|Long range regulation can even skip over active genes. From Misfud paper (modified to show features)|
There are several particularly interesting points here. First, regulatory sites need not be near to a gene, but can be almost anywhere (or, at least, quite distant), so that we can't know a priori where the important sites are. Second, as mentioned above, most GWAS 'hits' have been in regulatory sites. Third, regulatory contacts between DNA bits can span actively used genes in between the sites; this raises the question of how those sites' enhancers and promoters are juxtaposed and/or stay open for business as spanning DNA parts are brought together in the nucleus. Fourth, finding a mapping 'hit' in a non-coding region may tell us that some gene's activity is being affected and contributing to the measured trait (e.g., diabetes, stature, or whatever).
In a given cell thousands of genes (not to mention other regions that are transcribed into other sorts of RNA) are expressed differently in different contexts in the same cell (e.g., when it divides, when it is doing its normal business, when it responds to environmental changes). And of course, each cell type will be using different combinations of genes. This raises the question as to how the chromosomes all knot up in the orderly-appearing way that Hi-C methods identify, and then can re-knot as these or those genes go 'on' and 'off' (or 'higher' or 'lower' levels of transcription). This would seem to be an intriguing 4-dimensional (space and time) geometric problem. This analysis does not include trans connections, between enhancers on one chromosome and promoters on another (I thank senior author Cameron Osborne for clarifying this to me), yet a much larger kettle of fish as yet mainly unexplored.
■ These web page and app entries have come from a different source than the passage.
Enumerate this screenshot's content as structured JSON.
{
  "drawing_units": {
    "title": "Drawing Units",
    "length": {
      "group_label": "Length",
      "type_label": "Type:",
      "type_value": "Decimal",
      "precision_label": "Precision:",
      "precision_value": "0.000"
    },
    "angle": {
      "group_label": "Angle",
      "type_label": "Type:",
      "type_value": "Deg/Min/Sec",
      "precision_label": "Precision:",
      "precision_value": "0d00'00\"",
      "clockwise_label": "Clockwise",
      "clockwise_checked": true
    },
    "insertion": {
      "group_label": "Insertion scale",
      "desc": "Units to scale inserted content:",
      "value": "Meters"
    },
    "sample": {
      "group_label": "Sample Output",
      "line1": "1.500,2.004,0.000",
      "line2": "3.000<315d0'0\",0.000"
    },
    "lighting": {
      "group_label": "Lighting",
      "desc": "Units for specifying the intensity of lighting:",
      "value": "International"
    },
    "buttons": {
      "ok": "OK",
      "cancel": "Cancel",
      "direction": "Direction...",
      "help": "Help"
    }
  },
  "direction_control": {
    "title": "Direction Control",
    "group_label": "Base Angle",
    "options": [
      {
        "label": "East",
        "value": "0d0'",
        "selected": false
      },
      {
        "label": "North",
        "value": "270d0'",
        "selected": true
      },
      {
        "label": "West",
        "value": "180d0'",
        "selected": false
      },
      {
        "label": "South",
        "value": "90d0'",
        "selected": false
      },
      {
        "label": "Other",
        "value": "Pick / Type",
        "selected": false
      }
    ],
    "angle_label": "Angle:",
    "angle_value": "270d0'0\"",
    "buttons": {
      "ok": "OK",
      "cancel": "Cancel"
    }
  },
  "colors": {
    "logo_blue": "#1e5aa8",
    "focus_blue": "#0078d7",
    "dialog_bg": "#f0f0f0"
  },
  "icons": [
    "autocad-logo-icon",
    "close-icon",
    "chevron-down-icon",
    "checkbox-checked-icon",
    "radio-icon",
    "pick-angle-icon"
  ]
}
So this is possibly, or probably, only the tip of the nuclear-interaction iceberg.
Genomic Skype calls
Regulation spanning very large distances effectively and rapidly is like making a complex multi-person international Skype call: instant communication from afar. This is remarkable, even if it confirms what we have suspected! The finding raises the related question of how the conjoined parts of DNA 'find' each other. Some data of this sort aggregates millions of cells at one go, but new methods have been applied to single cells, and they have found that there is stochastic variation among cells of the type in the same culture at the same time. This paper seems to have been of aggregate data from many cells, so we don't know the role of variation among cells in the 'same' state, if that is really what can be said of the cell-source of these data. So there are other issues yet to be understood (the authors don't claim otherwise!).
Genomic Skype calls may not just be across the country or across ocean, but maybe far out into space, figuratively speaking. If the current limited technology is but the first opening of this sort of knowledge, then one can only wonder what far-reaching sorts of communication are going on within and maybe even among us.
It's of course one thing to document long-distance regulation in cell culture, and understand or even identify the related pairs from data on whole organisms--such as to find the relevant contributing genes to diabetes or some other trait. Sometimes, experimental assays will be able to find the gene affected by a non-coding GWAS or other association-study 'hit'. Other times, perhaps the vast majority, this won't really be possible or practicable. And if hundreds of different genes are contributing, identifying them more accurately from mapping results won't necessarily simplify things. But it will help confirm those complex results, and will be interesting, potentially very important, new knowledge in its own right.